Apr 30, 2011
I Interview Playwrights Part 346: John Pollono
(photo from Small Engine Repair. John is the guy on the right)
Hometown: Londonderry, New Hampshire
Current Town: Los Angeles
Q: Tell me about Small Engine Repair.
A: This is a 70 min one act play about three childhood friends in their thirties who reunite for a night of drinking, fighting and reminiscing. As the story goes on, you realize that there is a much deeper and darker motive for the reunion.
Q: What else are you working on?
A: I'm also working on a play called RULES OF SECONDS which takes place in Boston, MA in 1855. It's about dueling.
Q: Tell me, if you will, a story from your childhood that explains who you are as a writer or as a person.

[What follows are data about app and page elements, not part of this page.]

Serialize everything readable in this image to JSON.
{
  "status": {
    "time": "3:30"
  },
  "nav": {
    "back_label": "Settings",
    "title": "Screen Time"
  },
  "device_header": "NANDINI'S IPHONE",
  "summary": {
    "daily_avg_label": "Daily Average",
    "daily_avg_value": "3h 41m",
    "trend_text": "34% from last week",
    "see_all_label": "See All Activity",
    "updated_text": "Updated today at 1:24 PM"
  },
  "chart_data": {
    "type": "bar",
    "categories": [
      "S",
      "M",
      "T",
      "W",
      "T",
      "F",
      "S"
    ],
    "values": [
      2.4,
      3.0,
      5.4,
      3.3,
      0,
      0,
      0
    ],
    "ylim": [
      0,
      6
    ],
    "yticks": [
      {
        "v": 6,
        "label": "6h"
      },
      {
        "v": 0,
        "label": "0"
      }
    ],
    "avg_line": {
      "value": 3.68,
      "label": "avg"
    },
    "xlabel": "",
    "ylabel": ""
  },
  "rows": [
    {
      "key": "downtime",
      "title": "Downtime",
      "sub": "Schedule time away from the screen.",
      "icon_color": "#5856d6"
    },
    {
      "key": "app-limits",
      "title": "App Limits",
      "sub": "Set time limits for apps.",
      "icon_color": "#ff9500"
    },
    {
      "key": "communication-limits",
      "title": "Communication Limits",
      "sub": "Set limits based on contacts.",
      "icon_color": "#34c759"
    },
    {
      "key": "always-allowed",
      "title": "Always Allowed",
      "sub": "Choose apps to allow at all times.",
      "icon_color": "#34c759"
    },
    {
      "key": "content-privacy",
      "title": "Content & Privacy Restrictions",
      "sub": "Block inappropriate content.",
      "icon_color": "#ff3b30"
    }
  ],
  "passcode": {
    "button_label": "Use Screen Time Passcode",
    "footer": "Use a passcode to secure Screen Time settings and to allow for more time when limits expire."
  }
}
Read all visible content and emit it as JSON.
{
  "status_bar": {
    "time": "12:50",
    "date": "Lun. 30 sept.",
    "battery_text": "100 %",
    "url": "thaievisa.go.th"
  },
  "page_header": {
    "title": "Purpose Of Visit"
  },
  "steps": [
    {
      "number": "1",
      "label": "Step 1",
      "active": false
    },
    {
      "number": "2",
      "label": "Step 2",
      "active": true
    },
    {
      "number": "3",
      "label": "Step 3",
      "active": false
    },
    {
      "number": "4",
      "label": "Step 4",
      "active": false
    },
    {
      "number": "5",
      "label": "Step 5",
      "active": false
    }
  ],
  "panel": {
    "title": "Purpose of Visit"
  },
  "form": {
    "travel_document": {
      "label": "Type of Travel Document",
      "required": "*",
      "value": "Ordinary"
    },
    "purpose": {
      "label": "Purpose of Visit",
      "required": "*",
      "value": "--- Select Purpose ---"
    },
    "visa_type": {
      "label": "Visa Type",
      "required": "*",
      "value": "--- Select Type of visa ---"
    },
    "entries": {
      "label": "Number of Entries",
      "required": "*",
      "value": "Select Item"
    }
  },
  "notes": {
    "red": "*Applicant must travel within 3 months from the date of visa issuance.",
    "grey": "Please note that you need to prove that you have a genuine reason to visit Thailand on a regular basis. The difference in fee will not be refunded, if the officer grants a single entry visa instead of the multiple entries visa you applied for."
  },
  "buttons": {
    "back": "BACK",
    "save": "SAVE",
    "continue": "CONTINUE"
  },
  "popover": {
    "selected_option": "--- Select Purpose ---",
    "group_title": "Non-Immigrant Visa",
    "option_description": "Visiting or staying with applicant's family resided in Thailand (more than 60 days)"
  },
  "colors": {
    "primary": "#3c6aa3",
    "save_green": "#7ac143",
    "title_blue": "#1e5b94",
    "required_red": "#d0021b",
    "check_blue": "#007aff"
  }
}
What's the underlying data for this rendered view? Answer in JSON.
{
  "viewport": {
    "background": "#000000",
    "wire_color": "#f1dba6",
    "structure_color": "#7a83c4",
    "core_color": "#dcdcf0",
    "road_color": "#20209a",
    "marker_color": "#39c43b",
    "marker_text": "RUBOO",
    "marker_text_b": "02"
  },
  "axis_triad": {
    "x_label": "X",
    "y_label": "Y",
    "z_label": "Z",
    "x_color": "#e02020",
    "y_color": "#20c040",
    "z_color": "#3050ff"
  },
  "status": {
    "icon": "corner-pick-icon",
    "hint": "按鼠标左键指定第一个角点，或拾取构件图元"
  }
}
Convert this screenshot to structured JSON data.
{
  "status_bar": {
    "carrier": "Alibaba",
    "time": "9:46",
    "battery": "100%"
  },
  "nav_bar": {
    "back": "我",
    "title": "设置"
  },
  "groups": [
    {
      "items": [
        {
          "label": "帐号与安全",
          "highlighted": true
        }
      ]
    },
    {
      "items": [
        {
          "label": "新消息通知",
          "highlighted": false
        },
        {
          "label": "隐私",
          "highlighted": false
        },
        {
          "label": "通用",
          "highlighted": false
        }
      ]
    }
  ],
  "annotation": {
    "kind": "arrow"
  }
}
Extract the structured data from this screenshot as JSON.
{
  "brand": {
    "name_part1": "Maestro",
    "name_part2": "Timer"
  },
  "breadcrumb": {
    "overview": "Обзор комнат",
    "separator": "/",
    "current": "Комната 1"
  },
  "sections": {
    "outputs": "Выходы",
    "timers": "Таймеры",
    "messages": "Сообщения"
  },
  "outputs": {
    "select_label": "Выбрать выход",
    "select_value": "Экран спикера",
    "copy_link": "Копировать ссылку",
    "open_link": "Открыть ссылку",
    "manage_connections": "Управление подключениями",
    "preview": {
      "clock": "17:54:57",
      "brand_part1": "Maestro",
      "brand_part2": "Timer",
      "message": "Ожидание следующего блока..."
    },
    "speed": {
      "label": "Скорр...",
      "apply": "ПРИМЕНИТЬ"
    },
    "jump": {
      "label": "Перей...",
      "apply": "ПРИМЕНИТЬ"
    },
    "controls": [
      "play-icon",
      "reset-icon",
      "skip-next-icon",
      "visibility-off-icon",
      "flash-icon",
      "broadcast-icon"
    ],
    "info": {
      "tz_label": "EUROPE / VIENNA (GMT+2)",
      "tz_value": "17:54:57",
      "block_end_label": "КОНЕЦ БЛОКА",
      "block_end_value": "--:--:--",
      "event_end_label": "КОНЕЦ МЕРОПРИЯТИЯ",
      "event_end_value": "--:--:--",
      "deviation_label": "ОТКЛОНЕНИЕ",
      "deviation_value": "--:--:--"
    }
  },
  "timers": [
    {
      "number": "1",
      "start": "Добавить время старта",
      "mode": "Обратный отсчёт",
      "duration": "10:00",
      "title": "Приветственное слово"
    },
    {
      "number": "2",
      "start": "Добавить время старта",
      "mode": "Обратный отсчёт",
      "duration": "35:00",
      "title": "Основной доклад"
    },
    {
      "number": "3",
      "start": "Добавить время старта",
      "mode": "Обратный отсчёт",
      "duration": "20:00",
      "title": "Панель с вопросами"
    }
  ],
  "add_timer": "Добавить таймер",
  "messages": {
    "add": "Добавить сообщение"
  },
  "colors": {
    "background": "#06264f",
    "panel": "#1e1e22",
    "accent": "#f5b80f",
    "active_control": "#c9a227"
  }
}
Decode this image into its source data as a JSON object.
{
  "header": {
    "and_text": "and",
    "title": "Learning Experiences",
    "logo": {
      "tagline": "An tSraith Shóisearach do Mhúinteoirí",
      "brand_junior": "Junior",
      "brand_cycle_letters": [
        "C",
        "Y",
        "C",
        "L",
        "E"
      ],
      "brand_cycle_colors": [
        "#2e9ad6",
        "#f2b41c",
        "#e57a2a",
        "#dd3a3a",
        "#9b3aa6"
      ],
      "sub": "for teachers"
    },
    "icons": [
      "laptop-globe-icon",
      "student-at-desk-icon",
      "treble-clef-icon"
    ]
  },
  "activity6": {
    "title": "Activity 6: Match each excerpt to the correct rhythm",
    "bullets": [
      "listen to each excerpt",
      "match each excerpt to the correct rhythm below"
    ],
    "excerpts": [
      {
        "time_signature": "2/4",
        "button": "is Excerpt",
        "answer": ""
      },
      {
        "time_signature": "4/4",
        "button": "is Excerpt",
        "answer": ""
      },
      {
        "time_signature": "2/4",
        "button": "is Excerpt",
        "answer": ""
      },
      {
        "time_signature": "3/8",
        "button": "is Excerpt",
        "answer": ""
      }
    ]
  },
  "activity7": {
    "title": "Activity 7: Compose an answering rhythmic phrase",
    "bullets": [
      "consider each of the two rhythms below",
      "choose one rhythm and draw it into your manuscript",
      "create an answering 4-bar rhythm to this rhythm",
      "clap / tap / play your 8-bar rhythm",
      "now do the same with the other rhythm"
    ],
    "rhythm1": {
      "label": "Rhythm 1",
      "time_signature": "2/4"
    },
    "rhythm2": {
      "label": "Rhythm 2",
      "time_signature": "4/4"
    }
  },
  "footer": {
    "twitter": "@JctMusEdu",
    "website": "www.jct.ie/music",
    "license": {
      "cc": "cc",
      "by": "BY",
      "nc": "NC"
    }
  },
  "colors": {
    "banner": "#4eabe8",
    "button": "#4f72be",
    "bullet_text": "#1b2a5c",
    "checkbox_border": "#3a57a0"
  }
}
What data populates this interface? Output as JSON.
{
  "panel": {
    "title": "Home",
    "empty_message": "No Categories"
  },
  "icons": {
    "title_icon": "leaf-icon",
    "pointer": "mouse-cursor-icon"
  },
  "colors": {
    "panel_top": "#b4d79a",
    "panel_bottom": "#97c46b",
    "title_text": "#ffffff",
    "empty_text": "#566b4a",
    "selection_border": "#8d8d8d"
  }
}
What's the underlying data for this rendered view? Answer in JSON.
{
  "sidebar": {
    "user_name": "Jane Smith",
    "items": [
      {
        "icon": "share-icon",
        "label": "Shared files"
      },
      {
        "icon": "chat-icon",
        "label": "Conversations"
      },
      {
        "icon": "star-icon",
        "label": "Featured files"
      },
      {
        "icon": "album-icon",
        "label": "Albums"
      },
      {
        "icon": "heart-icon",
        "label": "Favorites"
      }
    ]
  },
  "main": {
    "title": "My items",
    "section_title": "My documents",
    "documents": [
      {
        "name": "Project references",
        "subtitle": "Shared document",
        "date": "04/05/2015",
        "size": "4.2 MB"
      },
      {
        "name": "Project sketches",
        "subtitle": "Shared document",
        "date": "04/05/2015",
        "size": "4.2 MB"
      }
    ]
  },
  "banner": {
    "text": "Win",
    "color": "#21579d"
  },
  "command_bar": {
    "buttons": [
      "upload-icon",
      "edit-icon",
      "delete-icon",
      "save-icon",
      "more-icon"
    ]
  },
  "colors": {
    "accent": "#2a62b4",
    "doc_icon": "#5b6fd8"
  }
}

A: Growing up in New England, I was surrounded by colorful people and natural storytellers. And the sharp and dark New England sense of humor really stuck. So I've always loved telling stories and exploring characters with a lot going on underneath. Another thing about New England is that nobody really talks openly about their feelings or deals with deep secrets. It's all subtext and it can be fascinating and frustrating. Somebody you've known for twenty years never told you he never met his real father or whatever. So being a writer, I've always enjoyed digging in and exploring truths that most people would just keep to themselves.
Q: If you could change one thing about theater, what would it be?
A: Word of mouth would spread quicker and more people would go to it! Especially younger people who may not consider theater to be an exciting option for a night out.
Q: Who are or were your theatrical heroes?
A: Martin McDonagh, Kenneth Lonergan, David Mamet, Tracy Letts, Arthur Miller, Langford Wilson.
Q: What kind of theater excites you?
A: I love theater that is exciting and entertaining and really understands an audience and how to tap into the power of a live performance. I love theater that tells a story and has vivid characters that I get emotionally involved in. And I really appreciate and enjoy great, truthful, witty dialogue that flows and surprises.
Q: What advice do you have for playwrights just starting out?
A: Get your play produced by any means necessary. Instead of writing play after play, get one in front of an audience. Even if it's just a reading. An audience will teach you more about writing than anyone else. Let them help you find your voice as a writer. And also take an acting class so you know how to write for actors.
Q: Plugs, please:
A: Small Engine Repair at Rogue Machine Theatre... I am playing the role of Frank Romanowski... show is currently kicking ass and just extended until June 5. Go to www.roguemachinetheatre.com for tickets and showtimes.